|G||Brandon Knight||Milwaukee Bucks||6–3||189|
|G||Dennis Schröder[d]||Atlanta Hawks||6–1||168|
|G||Patrick Beverley[b]||Houston Rockets||6–1||185|
|G||Elfrid Payton [c]||Orlando Magic||6–4||185|
|G||Trey Burke||Utah Jazz||6–1||185|
|G||Isaiah Thomas||Phoenix Suns||5–9||185|
|1||Isaiah Thomas (Phoenix)||X|
|8||Patrick Beverley (Houston)||O|
|Patrick Beverley (Houston)||O|
|Jeff Teague (Atlanta)||X|
|5||Jeff Teague (Atlanta)||O|
|4||Elfrid Payton (Orlando)||X|
|Patrick Beverley (Houston)||O|
|Brandon Knight (Milwaukee)||X|
|3||Trey Burke (Utah)||X|
|6||Brandon Knight (Milwaukee)||O|
|Brandon Knight (Milwaukee)||O|
|Kyle Lowry (Toronto)||X|
|7||Kyle Lowry (Toronto)||O|
|2||Dennis Schröder (Atlanta)||X|
Further information: Three-Point Contest
|Pos.||Player||Team||Height||Weight||First round||Final round|
|G||Stephen Curry||Golden State Warriors||6–3||190||23||27|
|G||Kyrie Irving||Cleveland Cavaliers||6–3||193||23||17|
|G||Klay Thompson||Golden State Warriors||6–7||215||24||14|
|G||Wesley Matthews||Portland Trail Blazers||6–5||220||22||–|
|G/F||Kyle Korver||Atlanta Hawks||6–7||212||18||–|
|G||Marco Belinelli||San Antonio Spurs||6–5||195||18||–|
|G||JJ Redick||Los Angeles Clippers||6–4||190||17||–|
|G||James Harden||Houston Rockets||6–5||225||15||–|
Further information: Slam Dunk Contest
Rookie Zach LaVine won the Slam Dunk Contest to become the youngest champion (19) since an 18-year-old Kobe Bryant in 1997. He became a crowd favorite after his first dunk, which he performed while wearing Michael Jordan's No. 23 jersey from the movie Space Jam, which inspired him as a youngster to become a basketball player.
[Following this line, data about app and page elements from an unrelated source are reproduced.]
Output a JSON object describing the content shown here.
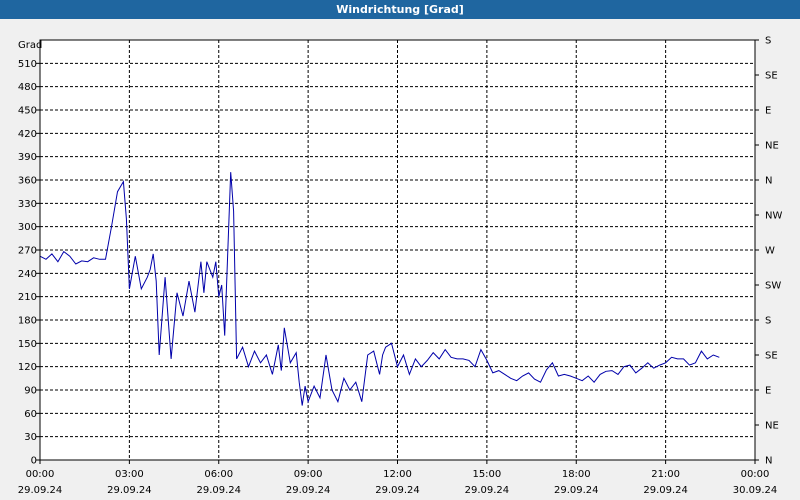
{
  "window": {
    "title": "Windrichtung [Grad]"
  },
  "chart_data": {
    "type": "line",
    "ylabel": "Grad",
    "ylim": [
      0,
      540
    ],
    "yticks": [
      0,
      30,
      60,
      90,
      120,
      150,
      180,
      210,
      240,
      270,
      300,
      330,
      360,
      390,
      420,
      450,
      480,
      510
    ],
    "right_axis_labels": [
      "N",
      "NE",
      "E",
      "SE",
      "S",
      "SW",
      "W",
      "NW",
      "N",
      "NE",
      "E",
      "SE",
      "S"
    ],
    "x_ticks": [
      {
        "time": "00:00",
        "date": "29.09.24"
      },
      {
        "time": "03:00",
        "date": "29.09.24"
      },
      {
        "time": "06:00",
        "date": "29.09.24"
      },
      {
        "time": "09:00",
        "date": "29.09.24"
      },
      {
        "time": "12:00",
        "date": "29.09.24"
      },
      {
        "time": "15:00",
        "date": "29.09.24"
      },
      {
        "time": "18:00",
        "date": "29.09.24"
      },
      {
        "time": "21:00",
        "date": "29.09.24"
      },
      {
        "time": "00:00",
        "date": "30.09.24"
      }
    ],
    "grid": true,
    "line_color": "#0000aa",
    "series": [
      {
        "x_hours": [
          0,
          0.2,
          0.4,
          0.6,
          0.8,
          1.0,
          1.2,
          1.4,
          1.6,
          1.8,
          2.0,
          2.2,
          2.4,
          2.6,
          2.8,
          2.9,
          3.0,
          3.2,
          3.4,
          3.6,
          3.7,
          3.8,
          3.9,
          4.0,
          4.2,
          4.4,
          4.6,
          4.8,
          5.0,
          5.2,
          5.4,
          5.5,
          5.6,
          5.8,
          5.9,
          6.0,
          6.1,
          6.2,
          6.4,
          6.5,
          6.6,
          6.8,
          7.0,
          7.2,
          7.4,
          7.6,
          7.8,
          8.0,
          8.1,
          8.2,
          8.4,
          8.6,
          8.7,
          8.8,
          8.9,
          9.0,
          9.2,
          9.4,
          9.6,
          9.8,
          10.0,
          10.2,
          10.4,
          10.6,
          10.8,
          11.0,
          11.2,
          11.4,
          11.5,
          11.6,
          11.8,
          12.0,
          12.2,
          12.4,
          12.6,
          12.8,
          13.0,
          13.2,
          13.4,
          13.6,
          13.8,
          14.0,
          14.2,
          14.4,
          14.6,
          14.8,
          15.0,
          15.2,
          15.4,
          15.6,
          15.8,
          16.0,
          16.2,
          16.4,
          16.6,
          16.8,
          17.0,
          17.2,
          17.4,
          17.6,
          17.8,
          18.0,
          18.2,
          18.4,
          18.6,
          18.8,
          19.0,
          19.2,
          19.4,
          19.6,
          19.8,
          20.0,
          20.2,
          20.4,
          20.6,
          20.8,
          21.0,
          21.2,
          21.4,
          21.6,
          21.8,
          22.0,
          22.2,
          22.4,
          22.6,
          22.8,
          23.0,
          23.2,
          23.4,
          23.6,
          23.8,
          24.0
        ],
        "values": [
          262,
          258,
          265,
          255,
          268,
          262,
          252,
          256,
          255,
          260,
          258,
          258,
          300,
          345,
          358,
          310,
          220,
          262,
          220,
          235,
          245,
          265,
          230,
          135,
          235,
          130,
          215,
          185,
          230,
          190,
          255,
          215,
          255,
          235,
          255,
          210,
          225,
          160,
          370,
          320,
          130,
          145,
          120,
          140,
          125,
          135,
          110,
          148,
          115,
          170,
          125,
          138,
          100,
          70,
          95,
          75,
          95,
          80,
          135,
          90,
          75,
          105,
          90,
          100,
          75,
          135,
          140,
          110,
          135,
          145,
          150,
          120,
          135,
          110,
          130,
          120,
          128,
          138,
          130,
          142,
          132,
          130,
          130,
          128,
          120,
          142,
          128,
          112,
          115,
          110,
          105,
          102,
          108,
          112,
          104,
          100,
          116,
          125,
          108,
          110,
          108,
          105,
          102,
          108,
          100,
          110,
          114,
          115,
          110,
          120,
          122,
          112,
          118,
          125,
          118,
          122,
          125,
          132,
          130,
          130,
          122,
          125,
          140,
          130,
          135,
          132
        ]
      }
    ]
  }
}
With a perfect 50 on each of his first two dunks, Lavine was the first player since Dwight Howard in 2009 with a perfect score on multiple dunks. Yahoo! Sports hailed him as "the most electrifying performer of All-Star Saturday Night ... and, if we're being honest, in quite a number of years."
|Pos.||Player||Team||Height||Weight||First round||Final round|
|G||Zach LaVine||Minnesota Timberwolves||6–5||183||100 (50+50)||94 (45+49)|
|G||Victor Oladipo||Orlando Magic||6–4||210||89 (50+39)||72 (31+41)|
|F/C||Mason Plumlee||Brooklyn Nets||6–11||235||76 (40+36)||–|
|G/F||Giannis Antetokounmpo||Milwaukee Bucks||6–11||217||65 (30+35)||–|